7) Rediscover Exercise. I can’t stress enough how important it is to get your body moving, and for those who don’t have an exercise routine, try something small even if it is a walk around the block. Movement of the body helps “unstick” your grief.
8) Read About It. It’s comforting to read about someone who understands what you are feeling. Read a book or article by people who had similar experiences. You don’t always have to read the entire book to be able to gather a few helpful ideas.
9) Celebrate the Life of Your Lost Loved One. It’s an important part of the grieving process to look back at the things that meant the most to the one who is gone and define what they were to you and to others. Whatever you choose, from the small and intimate, to the large and communal, the important thing is that it should represent a meaningful connection to the one you lost.

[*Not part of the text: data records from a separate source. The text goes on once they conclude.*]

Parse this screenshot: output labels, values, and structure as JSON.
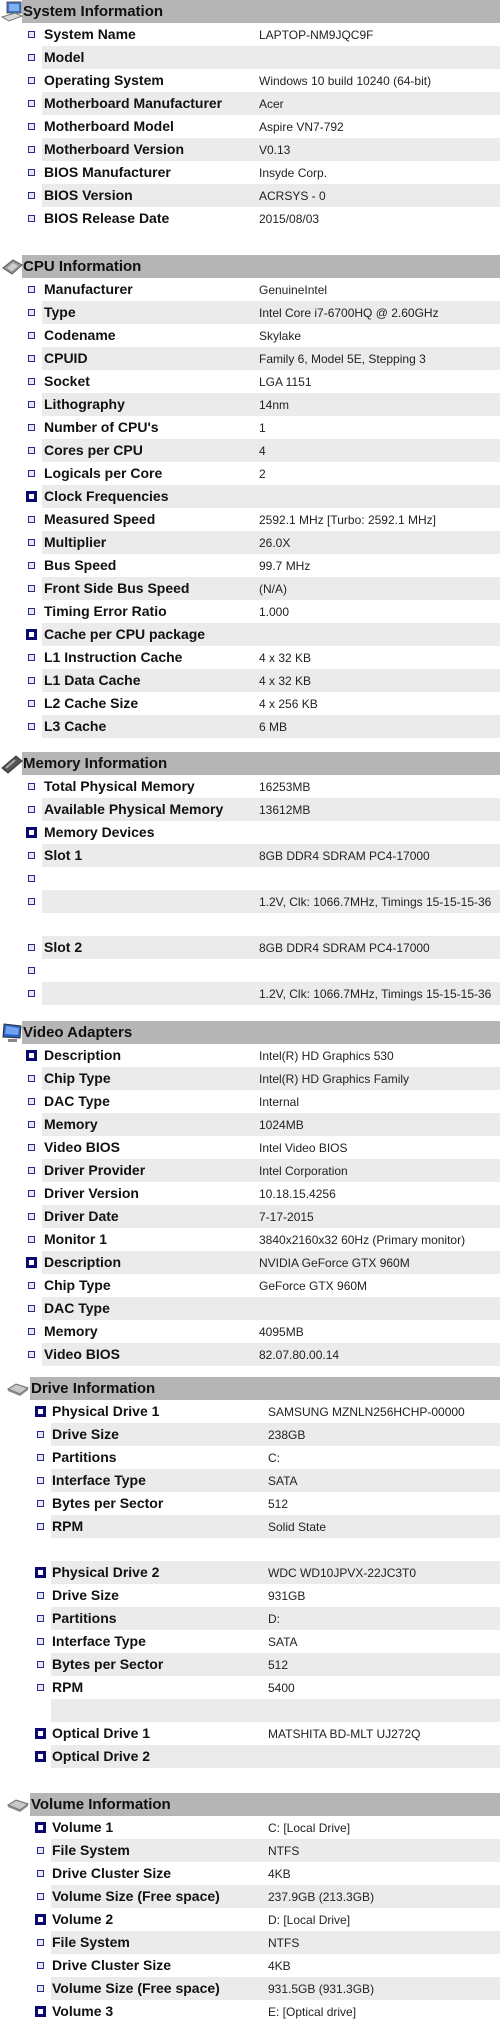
{
  "colors": {
    "header_bar": "#b5b5b5",
    "stripe": "#ebebeb",
    "bullet": "#0a0a72"
  },
  "sections": [
    {
      "title": "System Information",
      "icon": "computer-icon",
      "rows": [
        {
          "label": "System Name",
          "value": "LAPTOP-NM9JQC9F",
          "bullet": "small"
        },
        {
          "label": "Model",
          "value": "",
          "bullet": "small"
        },
        {
          "label": "Operating System",
          "value": "Windows 10 build 10240 (64-bit)",
          "bullet": "small"
        },
        {
          "label": "Motherboard Manufacturer",
          "value": "Acer",
          "bullet": "small"
        },
        {
          "label": "Motherboard Model",
          "value": "Aspire VN7-792",
          "bullet": "small"
        },
        {
          "label": "Motherboard Version",
          "value": "V0.13",
          "bullet": "small"
        },
        {
          "label": "BIOS Manufacturer",
          "value": "Insyde Corp.",
          "bullet": "small"
        },
        {
          "label": "BIOS Version",
          "value": "ACRSYS - 0",
          "bullet": "small"
        },
        {
          "label": "BIOS Release Date",
          "value": "2015/08/03",
          "bullet": "small"
        }
      ]
    },
    {
      "title": "CPU Information",
      "icon": "cpu-chip-icon",
      "rows": [
        {
          "label": "Manufacturer",
          "value": "GenuineIntel",
          "bullet": "small"
        },
        {
          "label": "Type",
          "value": "Intel Core i7-6700HQ @ 2.60GHz",
          "bullet": "small"
        },
        {
          "label": "Codename",
          "value": "Skylake",
          "bullet": "small"
        },
        {
          "label": "CPUID",
          "value": "Family 6, Model 5E, Stepping 3",
          "bullet": "small"
        },
        {
          "label": "Socket",
          "value": "LGA 1151",
          "bullet": "small"
        },
        {
          "label": "Lithography",
          "value": "14nm",
          "bullet": "small"
        },
        {
          "label": "Number of CPU's",
          "value": "1",
          "bullet": "small"
        },
        {
          "label": "Cores per CPU",
          "value": "4",
          "bullet": "small"
        },
        {
          "label": "Logicals per Core",
          "value": "2",
          "bullet": "small"
        },
        {
          "label": "Clock Frequencies",
          "value": "",
          "bullet": "large"
        },
        {
          "label": "Measured Speed",
          "value": "2592.1 MHz [Turbo: 2592.1 MHz]",
          "bullet": "small"
        },
        {
          "label": "Multiplier",
          "value": "26.0X",
          "bullet": "small"
        },
        {
          "label": "Bus Speed",
          "value": "99.7 MHz",
          "bullet": "small"
        },
        {
          "label": "Front Side Bus Speed",
          "value": "(N/A)",
          "bullet": "small"
        },
        {
          "label": "Timing Error Ratio",
          "value": "1.000",
          "bullet": "small"
        },
        {
          "label": "Cache per CPU package",
          "value": "",
          "bullet": "large"
        },
        {
          "label": "L1 Instruction Cache",
          "value": "4 x 32 KB",
          "bullet": "small"
        },
        {
          "label": "L1 Data Cache",
          "value": "4 x 32 KB",
          "bullet": "small"
        },
        {
          "label": "L2 Cache Size",
          "value": "4 x 256 KB",
          "bullet": "small"
        },
        {
          "label": "L3 Cache",
          "value": "6 MB",
          "bullet": "small"
        }
      ]
    },
    {
      "title": "Memory Information",
      "icon": "memory-module-icon",
      "rows": [
        {
          "label": "Total Physical Memory",
          "value": "16253MB",
          "bullet": "small"
        },
        {
          "label": "Available Physical Memory",
          "value": "13612MB",
          "bullet": "small"
        },
        {
          "label": "Memory Devices",
          "value": "",
          "bullet": "large"
        },
        {
          "label": "Slot 1",
          "value": "8GB DDR4 SDRAM PC4-17000",
          "bullet": "small"
        },
        {
          "label": "",
          "value": "",
          "bullet": "small"
        },
        {
          "label": "",
          "value": "1.2V, Clk: 1066.7MHz, Timings 15-15-15-36",
          "bullet": "small"
        },
        {
          "label": "",
          "value": "",
          "bullet": "none"
        },
        {
          "label": "Slot 2",
          "value": "8GB DDR4 SDRAM PC4-17000",
          "bullet": "small"
        },
        {
          "label": "",
          "value": "",
          "bullet": "small"
        },
        {
          "label": "",
          "value": "1.2V, Clk: 1066.7MHz, Timings 15-15-15-36",
          "bullet": "small"
        }
      ]
    },
    {
      "title": "Video Adapters",
      "icon": "monitor-icon",
      "rows": [
        {
          "label": "Description",
          "value": "Intel(R) HD Graphics 530",
          "bullet": "large"
        },
        {
          "label": "Chip Type",
          "value": "Intel(R) HD Graphics Family",
          "bullet": "small"
        },
        {
          "label": "DAC Type",
          "value": "Internal",
          "bullet": "small"
        },
        {
          "label": "Memory",
          "value": "1024MB",
          "bullet": "small"
        },
        {
          "label": "Video BIOS",
          "value": "Intel Video BIOS",
          "bullet": "small"
        },
        {
          "label": "Driver Provider",
          "value": "Intel Corporation",
          "bullet": "small"
        },
        {
          "label": "Driver Version",
          "value": "10.18.15.4256",
          "bullet": "small"
        },
        {
          "label": "Driver Date",
          "value": "7-17-2015",
          "bullet": "small"
        },
        {
          "label": "Monitor 1",
          "value": "3840x2160x32 60Hz (Primary monitor)",
          "bullet": "small"
        },
        {
          "label": "Description",
          "value": "NVIDIA GeForce GTX 960M",
          "bullet": "large"
        },
        {
          "label": "Chip Type",
          "value": "GeForce GTX 960M",
          "bullet": "small"
        },
        {
          "label": "DAC Type",
          "value": "",
          "bullet": "small"
        },
        {
          "label": "Memory",
          "value": "4095MB",
          "bullet": "small"
        },
        {
          "label": "Video BIOS",
          "value": "82.07.80.00.14",
          "bullet": "small"
        }
      ]
    },
    {
      "title": "Drive Information",
      "icon": "hard-drive-icon",
      "rows": [
        {
          "label": "Physical Drive 1",
          "value": "SAMSUNG MZNLN256HCHP-00000",
          "bullet": "large"
        },
        {
          "label": "Drive Size",
          "value": "238GB",
          "bullet": "small"
        },
        {
          "label": "Partitions",
          "value": "C:",
          "bullet": "small"
        },
        {
          "label": "Interface Type",
          "value": "SATA",
          "bullet": "small"
        },
        {
          "label": "Bytes per Sector",
          "value": "512",
          "bullet": "small"
        },
        {
          "label": "RPM",
          "value": "Solid State",
          "bullet": "small"
        },
        {
          "label": "",
          "value": "",
          "bullet": "none"
        },
        {
          "label": "Physical Drive 2",
          "value": "WDC WD10JPVX-22JC3T0",
          "bullet": "large"
        },
        {
          "label": "Drive Size",
          "value": "931GB",
          "bullet": "small"
        },
        {
          "label": "Partitions",
          "value": "D:",
          "bullet": "small"
        },
        {
          "label": "Interface Type",
          "value": "SATA",
          "bullet": "small"
        },
        {
          "label": "Bytes per Sector",
          "value": "512",
          "bullet": "small"
        },
        {
          "label": "RPM",
          "value": "5400",
          "bullet": "small"
        },
        {
          "label": "",
          "value": "",
          "bullet": "none"
        },
        {
          "label": "Optical Drive 1",
          "value": "MATSHITA BD-MLT UJ272Q",
          "bullet": "large"
        },
        {
          "label": "Optical Drive 2",
          "value": "",
          "bullet": "large"
        }
      ]
    },
    {
      "title": "Volume Information",
      "icon": "hard-drive-icon",
      "rows": [
        {
          "label": "Volume 1",
          "value": "C:  [Local Drive]",
          "bullet": "large"
        },
        {
          "label": "File System",
          "value": "NTFS",
          "bullet": "small"
        },
        {
          "label": "Drive Cluster Size",
          "value": "4KB",
          "bullet": "small"
        },
        {
          "label": "Volume Size (Free space)",
          "value": "237.9GB (213.3GB)",
          "bullet": "small"
        },
        {
          "label": "Volume 2",
          "value": "D:  [Local Drive]",
          "bullet": "large"
        },
        {
          "label": "File System",
          "value": "NTFS",
          "bullet": "small"
        },
        {
          "label": "Drive Cluster Size",
          "value": "4KB",
          "bullet": "small"
        },
        {
          "label": "Volume Size (Free space)",
          "value": "931.5GB (931.3GB)",
          "bullet": "small"
        },
        {
          "label": "Volume 3",
          "value": "E:  [Optical drive]",
          "bullet": "large"
        }
      ]
    }
  ]
}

Bad stuff happens to good people and bad people. Loss is part of life. Grief is a process that is only defined by the one who grieves. No matter what it is that afflicts us, God is a constant companion on our way.
We now pray: Gracious God and giver of all good gifts, give us the gift of strength to deal with the trials and tribulations of life, remind of us our special relationship with you, walk with us always, and weep with us when we weep, through the one who wept at the grave of his friend, Jesus Christ our Lord. Amen.
Text: Job 38:1-7, 34-41 (NRSV)
38 Then the Lord answered Job out of the whirlwind:
2 “Who is this that darkens counsel by words without knowledge?
3 Gird up your loins like a man,
I will question you, and you shall declare to me.
4 “Where were you when I laid the foundation of the earth?
Tell me, if you have understanding.
5 Who determined its measurements—surely you know!
Or who stretched the line upon it?
6 On what were its bases sunk,
or who laid its cornerstone
7 when the morning stars sang together
and all the heavenly beingsa shouted for joy?
34 “Can you lift up your voice to the clouds,
so that a flood of waters may cover you?
35 Can you send forth lightnings, so that they may go
and say to you, ‘Here we are’?
36 Who has put wisdom in the inward parts,c
or given understanding to the mind?d
37 Who has the wisdom to number the clouds?
Or who can tilt the waterskins of the heavens,
38 when the dust runs into a mass
and the clods cling together?
39 “Can you hunt the prey for the lion,
or satisfy the appetite of the young lions,
40 when they crouch in their dens,
or lie in wait in their covert?
41 Who provides for the raven its prey,
when its young ones cry to God,
and wander about for lack of food? 
a Heb sons of God
c Meaning of Heb uncertain
d Meaning of Heb uncertain
 The Holy Bible: New Revised Standard Version. 1989. Nashville: Thomas Nelson Publishers.